Kim M. Smith was 16 years old when she had her baby girl, Kaila. Then a rising junior at Lanier, she considers herself one of the fortunate ones. The Prattville resident had the support of her parents and the child's father, she said, "stepped up to the plate. He did.
"And he stood beside me, but it's very challenging, and I don't recommend it."
Keith believes the trending decline can be attributed to more young people participating in the programs across the state.
"The message in education and intervention is to have the knowledge and skills to protect their health," she said. "Certainly there are protective factors that maybe will protect them on risky behaviors and not just sex.
"We're doing a lot of advocacy."
An outreach program through the Family Sunshine Center, called Safe Dates, is an evidence-based program used in middle schools and high schools that discusses teen dating, dating abuse and red flags.
"There's a session in there that covers sexual assault," said Laura Gibson, prevention educator with the center. "We go over the facts, and dating sexual abuse, overcoming gender stereotypes. We do talk about sexual coercion, and if their partner's body language is saying no.
"I hope the program has something to do with the decline in teen births."
A mom's view
Pregnant as a sophomore, Smith finished high school on time with her class of 1988.
While in high school, she took classes for half of a day, and worked the second half of the day so she could pay for child care.

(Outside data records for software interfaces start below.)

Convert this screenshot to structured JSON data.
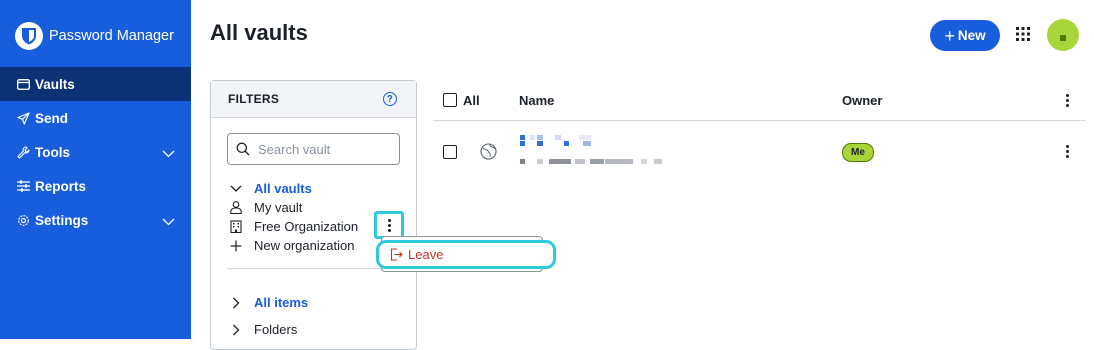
{
  "app": {
    "brand": "Password Manager"
  },
  "nav": {
    "vaults": "Vaults",
    "send": "Send",
    "tools": "Tools",
    "reports": "Reports",
    "settings": "Settings"
  },
  "header": {
    "title": "All vaults",
    "new_label": "New"
  },
  "filters": {
    "heading": "FILTERS",
    "search_placeholder": "Search vault",
    "vaults": {
      "all": "All vaults",
      "my_vault": "My vault",
      "free_org": "Free Organization",
      "new_org": "New organization"
    },
    "all_items": "All items",
    "folders": "Folders"
  },
  "context_menu": {
    "leave": "Leave"
  },
  "table": {
    "col_all": "All",
    "col_name": "Name",
    "col_owner": "Owner",
    "rows": [
      {
        "owner_badge": "Me"
      }
    ]
  },
  "colors": {
    "sidebar": "#175ddc",
    "sidebar_active": "#0c3276",
    "accent": "#175ddc",
    "danger": "#c83522",
    "highlight": "#2bcbdd",
    "avatar": "#a8d53a"
  }
}
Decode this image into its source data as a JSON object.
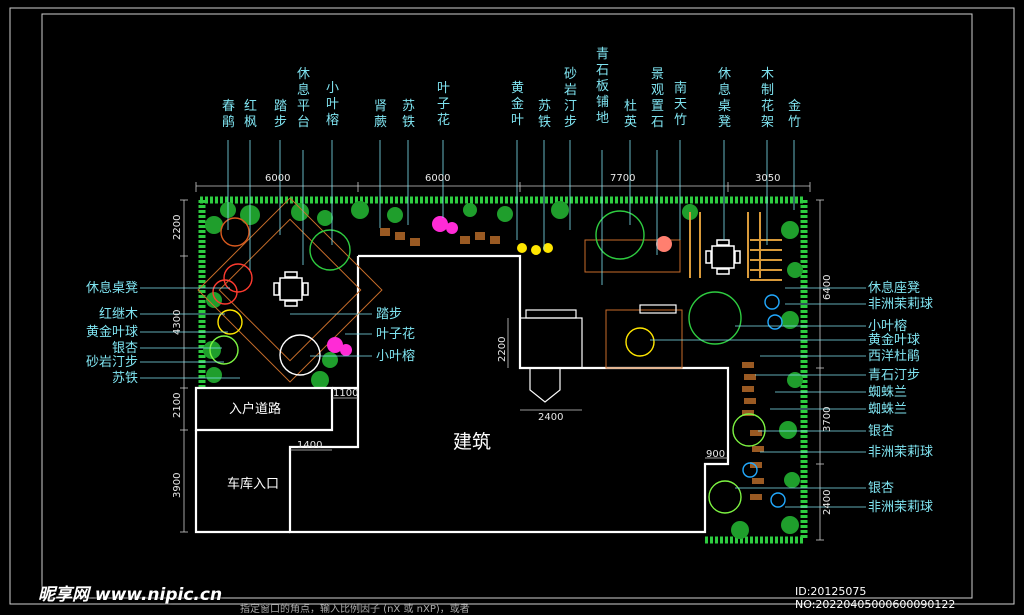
{
  "labels_top": [
    {
      "id": "chunjuan",
      "text": "春鹃"
    },
    {
      "id": "hongfeng",
      "text": "红枫"
    },
    {
      "id": "tabu",
      "text": "踏步"
    },
    {
      "id": "xiuxipingtai",
      "text": "休息平台"
    },
    {
      "id": "xiaoyerong",
      "text": "小叶榕"
    },
    {
      "id": "shenjue",
      "text": "肾蕨"
    },
    {
      "id": "sutie",
      "text": "苏铁"
    },
    {
      "id": "yezihua",
      "text": "叶子花"
    },
    {
      "id": "huangjinye",
      "text": "黄金叶"
    },
    {
      "id": "sutie2",
      "text": "苏铁"
    },
    {
      "id": "shayantingbu",
      "text": "砂岩汀步"
    },
    {
      "id": "qingshibanpudi",
      "text": "青石板铺地"
    },
    {
      "id": "duying",
      "text": "杜英"
    },
    {
      "id": "jingguanzhishi",
      "text": "景观置石"
    },
    {
      "id": "nantianzhu",
      "text": "南天竹"
    },
    {
      "id": "xiuxizhuodeng",
      "text": "休息桌凳"
    },
    {
      "id": "muzhihuajia",
      "text": "木制花架"
    },
    {
      "id": "jinzhu",
      "text": "金竹"
    }
  ],
  "labels_left": [
    {
      "id": "xiuxizhuodeng-l",
      "text": "休息桌凳"
    },
    {
      "id": "hongjimu",
      "text": "红继木"
    },
    {
      "id": "huangjinyeqiu-l",
      "text": "黄金叶球"
    },
    {
      "id": "yinxing-l",
      "text": "银杏"
    },
    {
      "id": "shayantingbu-l",
      "text": "砂岩汀步"
    },
    {
      "id": "sutie-l",
      "text": "苏铁"
    }
  ],
  "labels_inner": [
    {
      "id": "tabu-i",
      "text": "踏步"
    },
    {
      "id": "yezihua-i",
      "text": "叶子花"
    },
    {
      "id": "xiaoyerong-i",
      "text": "小叶榕"
    }
  ],
  "labels_right": [
    {
      "id": "xiuxizuodeng",
      "text": "休息座凳"
    },
    {
      "id": "feizhoumoliqiu1",
      "text": "非洲茉莉球"
    },
    {
      "id": "xiaoyerong-r",
      "text": "小叶榕"
    },
    {
      "id": "huangjinyeqiu-r",
      "text": "黄金叶球"
    },
    {
      "id": "xiyangdujuan",
      "text": "西洋杜鹃"
    },
    {
      "id": "qingshitingbu",
      "text": "青石汀步"
    },
    {
      "id": "zhizhulan1",
      "text": "蜘蛛兰"
    },
    {
      "id": "zhizhulan2",
      "text": "蜘蛛兰"
    },
    {
      "id": "yinxing-r1",
      "text": "银杏"
    },
    {
      "id": "feizhoumoliqiu2",
      "text": "非洲茉莉球"
    },
    {
      "id": "yinxing-r2",
      "text": "银杏"
    },
    {
      "id": "feizhoumoliqiu3",
      "text": "非洲茉莉球"
    }
  ],
  "dimensions": {
    "top": [
      "6000",
      "6000",
      "7700",
      "3050"
    ],
    "left": [
      "2200",
      "4300",
      "2100",
      "3900"
    ],
    "right": [
      "6400",
      "3700",
      "2400"
    ],
    "inner": {
      "d1100": "1100",
      "d1400": "1400",
      "d900": "900",
      "d2200": "2200",
      "d2400": "2400"
    }
  },
  "areas": {
    "building": "建筑",
    "entry_road": "入户道路",
    "garage": "车库入口"
  },
  "status_line": "指定窗口的角点，输入比例因子 (nX 或 nXP)，或者",
  "watermark": {
    "site": "昵享网 www.nipic.cn",
    "id": "ID:20125075 NO:20220405000600090122"
  },
  "colors": {
    "background": "#000000",
    "label": "#7fe3f0",
    "plant": "#2ecc40",
    "wall": "#ffffff",
    "flower_red": "#ff3b2f",
    "flower_magenta": "#ff2bd6",
    "yellow": "#ffe600",
    "cyan_ball": "#22aaff"
  }
}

"I think the most challenging part is you bring a child into the world, and it's a 24-hour job," she said. "I'll tell you, I don't care if you're 16 or 35 or 45. If it's your first child, I think if you're older, you're more equipped to handle it."
After high school, Smith took evening classes at Troy University at Montgomery, where she majored in resource management with a concentration in psychology.
It took her 10 years to finish, but with taking evening classes, working full time and taking care of her daughter, "I beat the odds is all I can say.
"I think I was more determined than anything."
Asked what she sacrificed, she said, "everything. Financially, mentally, physically. Some girls are 16 and they do well. It just happened I had two parents who were there."
'I've never regretted having them'
Hust moved out of her house when she was 16 years old and had moved in with a friend.
The 1998 Stanhope Elmore graduate met a boy, got pregnant, and at 17, had their son. Soon after, she moved in with the father's family.
"I was on Medicaid for a long time," she said. "We used WIC, and we were on food stamps, and minimum wage was $4.25 an hour. You can't raise a kid on that. I was working at Hardee's in Millbrook, and I was somehow able to provide for my son."
Hust had plans to join the United States Air Force. A ROTC student in high school, she had to leave the program because of her pregnancy. And to enlist in the Air Force, she was told she would have to turn over custody of her son in case she was deployed or sent overseas.
"I just worked different jobs until I could figure out what I was going to do," she said. "I wasn't prepared for anything that was going to happen. I didn't have a backup plan. The only thing I thought of was that I had to care for him, however I was supposed to do it."
She shares this message often with her children. A message of decisions, consequences and the same advice she gives them time and again: don't do it.
"I've never regretted having them," Hust said, "but I tell them what I learned and sacrificed and gave up. Being able to share that with them I think helps them realize this is not a choice they are ready to make."
Because in the end, she said, she gave up herself to raise first her son, and then her daughter, who she had at age 21.
"I spent most of my adult life trying to figure out things that I should have figured out at 16," she said. "I always put my son first. Even when I was a teenager. Even if I didn't want to.
"That was always second nature to me. The only thing that mattered was making sure he was taken care of. So now I'm 38, in college, and still figuring out life."